A great escape
Esi Edugyan's 'Washington Black' sketches a portrait of an artist as a young enslaved man fleeing bondage
Eleven-year-old George Washington Black thinks visually in Esi Edugyan's new, Booker Prize-shortlisted novel Washington Black (Knopf). Wash, as he's called, marvels at a parquet floor with its "angles of wood braided to make a miraculous pattern." A trip to town sears images of brightly dressed people, buildings whose wooden slats are silvered with time, and the eyes of the fishmonger's catch fissured with blood. When Wash first spies a man using pencil and paper to draw, he immediately knows his calling: "I wanted to create a world with my hands." This skill is cultivated by gentleman scientist Titch Wilde, who admires how speedily Wash masters reproducing the observable world realistically. Thing is, Wash is black, an enslaved kid at Titch's brother's sugar cane plantation in 1830s Barbados. Wash's artistic expertise isn't valued; only his potential for labor is.
Black is written from Wash's perspective later in life, so from the beginning we know that the child who witnesses plantation horrors escapes that fate. How he does, why, and what adventures befall him allow Edugyan, A&S '01 (MA), to pen a 21st-century version of a picaresque Victorian adventure novel, one where its central adventurer is escaped property with a reward offered for his return, dead or alive. Edugyan explores Wash's increasingly sophisticated interior life with the same visual vividness that ignites his mind about the people, places, and things he sees and sets onto the page as a scientific illustrator.
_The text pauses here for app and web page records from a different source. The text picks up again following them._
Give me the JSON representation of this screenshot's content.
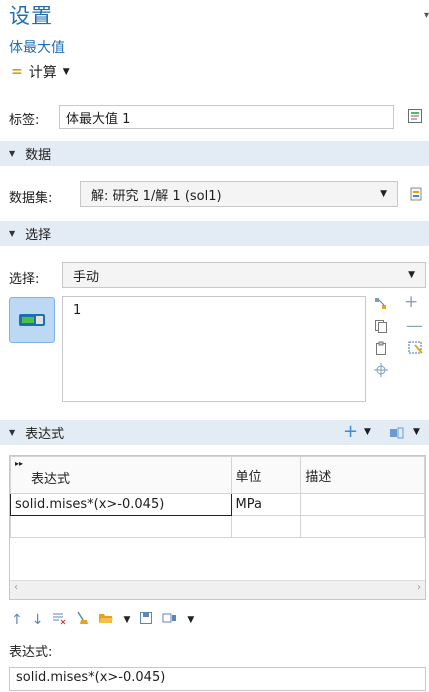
{
  "header": {
    "title": "设置",
    "subtitle": "体最大值",
    "calc_label": "计算"
  },
  "label_row": {
    "label": "标签:",
    "value": "体最大值 1"
  },
  "sections": {
    "data": "数据",
    "selection": "选择",
    "expression": "表达式"
  },
  "dataset": {
    "label": "数据集:",
    "value": "解: 研究 1/解 1 (sol1)"
  },
  "selection": {
    "label": "选择:",
    "value": "手动",
    "items": [
      "1"
    ]
  },
  "table": {
    "headers": [
      "表达式",
      "单位",
      "描述"
    ],
    "rows": [
      [
        "solid.mises*(x>-0.045)",
        "MPa",
        ""
      ],
      [
        "",
        "",
        ""
      ]
    ]
  },
  "expression_field": {
    "label": "表达式:",
    "value": "solid.mises*(x>-0.045)"
  },
  "icons": {
    "edit": "edit-note-icon",
    "dataset_go": "go-to-source-icon",
    "toggle": "selection-toggle-icon",
    "add": "plus-icon",
    "remove": "minus-icon",
    "copy": "copy-icon",
    "paste": "paste-icon",
    "zoom": "zoom-selection-icon",
    "clear": "clear-selection-icon",
    "up": "move-up-icon",
    "down": "move-down-icon",
    "delete": "delete-rows-icon",
    "broom": "clear-table-icon",
    "open": "open-folder-icon",
    "save": "save-icon",
    "settings": "table-settings-icon"
  },
  "colors": {
    "accent": "#1f6fb0",
    "section_bg": "#e3ebf4"
  }
}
By bearing witness to Wash's flourishing skill, we can recognize a common thread running through Edugyan's fiction thus far. The Second Life of Samuel Tyne, her 2005 debut, follows a Ghanaian émigré, an aspiring computer hardware developer in the late 1960s in Canada. Her 2011 follow-up, Half-Blood Blues, which was also shortlisted for the Booker, considers what may have happened to a biracial Afro-German jazz musician in 1939 Berlin as the Nazi death machine spread toward Paris. In all three, Edugyan centers a story of black achievement too often sidelined by the narrators of history's arcs and imagines such stories into existence.